[Data excerpts]
··········

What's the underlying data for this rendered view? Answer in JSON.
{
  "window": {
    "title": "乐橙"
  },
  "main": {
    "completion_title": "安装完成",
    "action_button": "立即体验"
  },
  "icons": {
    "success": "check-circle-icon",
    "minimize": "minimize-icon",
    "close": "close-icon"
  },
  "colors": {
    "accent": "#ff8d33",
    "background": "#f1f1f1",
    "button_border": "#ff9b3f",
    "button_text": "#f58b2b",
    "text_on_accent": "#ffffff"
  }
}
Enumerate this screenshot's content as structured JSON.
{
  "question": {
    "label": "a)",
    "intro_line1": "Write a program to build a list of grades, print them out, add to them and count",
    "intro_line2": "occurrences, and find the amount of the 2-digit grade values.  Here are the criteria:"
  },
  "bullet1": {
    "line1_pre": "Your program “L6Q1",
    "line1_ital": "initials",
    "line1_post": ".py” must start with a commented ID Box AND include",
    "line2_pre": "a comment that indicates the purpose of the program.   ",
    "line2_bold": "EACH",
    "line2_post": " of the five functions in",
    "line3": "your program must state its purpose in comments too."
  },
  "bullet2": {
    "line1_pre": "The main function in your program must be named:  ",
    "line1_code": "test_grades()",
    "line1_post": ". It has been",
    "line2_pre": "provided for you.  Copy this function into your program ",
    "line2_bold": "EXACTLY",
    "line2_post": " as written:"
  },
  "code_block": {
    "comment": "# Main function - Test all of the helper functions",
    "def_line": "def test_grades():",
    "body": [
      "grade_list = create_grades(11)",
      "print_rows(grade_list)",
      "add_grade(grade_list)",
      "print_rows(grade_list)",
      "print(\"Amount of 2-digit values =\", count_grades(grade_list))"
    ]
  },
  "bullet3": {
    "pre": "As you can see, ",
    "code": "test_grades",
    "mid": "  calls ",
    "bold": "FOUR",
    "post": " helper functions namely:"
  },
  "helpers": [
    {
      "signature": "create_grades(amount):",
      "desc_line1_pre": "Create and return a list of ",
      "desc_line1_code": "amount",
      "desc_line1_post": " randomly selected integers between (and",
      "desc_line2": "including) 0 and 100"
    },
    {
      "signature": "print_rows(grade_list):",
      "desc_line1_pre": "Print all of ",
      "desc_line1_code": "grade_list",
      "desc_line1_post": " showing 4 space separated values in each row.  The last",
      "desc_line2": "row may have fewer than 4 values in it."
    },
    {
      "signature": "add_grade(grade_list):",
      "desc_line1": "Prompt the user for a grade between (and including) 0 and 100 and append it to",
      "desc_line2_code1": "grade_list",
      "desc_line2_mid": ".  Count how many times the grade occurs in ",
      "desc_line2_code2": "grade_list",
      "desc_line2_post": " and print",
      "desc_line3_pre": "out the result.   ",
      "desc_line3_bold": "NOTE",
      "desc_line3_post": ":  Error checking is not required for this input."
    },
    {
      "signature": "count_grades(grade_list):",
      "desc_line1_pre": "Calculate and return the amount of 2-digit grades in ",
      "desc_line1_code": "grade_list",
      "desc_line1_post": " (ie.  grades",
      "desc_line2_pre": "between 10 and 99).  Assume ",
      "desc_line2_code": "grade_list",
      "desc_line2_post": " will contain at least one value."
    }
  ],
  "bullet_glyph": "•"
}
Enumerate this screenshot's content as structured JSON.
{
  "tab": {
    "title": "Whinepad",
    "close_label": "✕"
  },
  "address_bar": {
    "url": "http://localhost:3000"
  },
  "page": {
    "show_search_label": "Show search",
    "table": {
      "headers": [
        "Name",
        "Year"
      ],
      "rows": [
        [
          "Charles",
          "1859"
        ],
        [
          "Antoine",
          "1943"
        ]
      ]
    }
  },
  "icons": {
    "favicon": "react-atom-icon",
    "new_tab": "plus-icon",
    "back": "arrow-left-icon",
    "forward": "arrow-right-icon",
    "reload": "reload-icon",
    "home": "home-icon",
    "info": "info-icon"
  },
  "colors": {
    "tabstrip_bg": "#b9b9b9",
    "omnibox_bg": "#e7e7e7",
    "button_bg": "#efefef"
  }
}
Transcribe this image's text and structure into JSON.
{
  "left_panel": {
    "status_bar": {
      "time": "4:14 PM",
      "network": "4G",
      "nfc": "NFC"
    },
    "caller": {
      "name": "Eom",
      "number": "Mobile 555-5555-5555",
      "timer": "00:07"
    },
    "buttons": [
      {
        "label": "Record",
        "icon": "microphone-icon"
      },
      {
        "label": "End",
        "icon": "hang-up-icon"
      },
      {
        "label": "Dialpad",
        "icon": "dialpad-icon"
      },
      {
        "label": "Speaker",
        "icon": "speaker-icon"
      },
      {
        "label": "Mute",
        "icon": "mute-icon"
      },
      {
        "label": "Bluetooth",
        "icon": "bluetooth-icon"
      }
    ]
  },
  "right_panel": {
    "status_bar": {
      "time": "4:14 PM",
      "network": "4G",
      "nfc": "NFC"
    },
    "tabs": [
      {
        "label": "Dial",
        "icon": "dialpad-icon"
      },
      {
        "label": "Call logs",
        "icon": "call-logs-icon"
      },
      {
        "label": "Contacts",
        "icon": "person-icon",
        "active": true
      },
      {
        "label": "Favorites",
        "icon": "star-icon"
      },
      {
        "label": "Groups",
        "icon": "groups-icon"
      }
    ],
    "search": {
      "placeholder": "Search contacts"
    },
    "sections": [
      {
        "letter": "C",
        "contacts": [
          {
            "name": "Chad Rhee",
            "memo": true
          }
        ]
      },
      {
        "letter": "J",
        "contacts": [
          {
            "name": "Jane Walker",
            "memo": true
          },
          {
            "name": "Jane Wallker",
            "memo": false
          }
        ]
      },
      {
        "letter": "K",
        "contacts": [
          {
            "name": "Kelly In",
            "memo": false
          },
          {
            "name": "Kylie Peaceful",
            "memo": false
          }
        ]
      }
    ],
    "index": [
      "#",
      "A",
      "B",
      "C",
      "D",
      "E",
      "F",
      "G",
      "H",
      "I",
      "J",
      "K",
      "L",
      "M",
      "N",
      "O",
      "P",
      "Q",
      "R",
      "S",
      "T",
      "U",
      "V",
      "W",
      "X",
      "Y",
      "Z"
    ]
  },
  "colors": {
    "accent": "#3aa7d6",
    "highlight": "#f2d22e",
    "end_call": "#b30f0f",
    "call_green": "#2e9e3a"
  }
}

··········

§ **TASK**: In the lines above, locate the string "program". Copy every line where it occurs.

§ **TASK SOLUTION**:
    "intro_line1": "Write a program to build a list of grades, print them out, add to them and count",
    "line1_pre": "Your program “L6Q1",
    "line2_pre": "a comment that indicates the purpose of the program.   ",
    "line3": "your program must state its purpose in comments too."
    "line1_pre": "The main function in your program must be named:  ",
    "line2_pre": "provided for you.  Copy this function into your program ",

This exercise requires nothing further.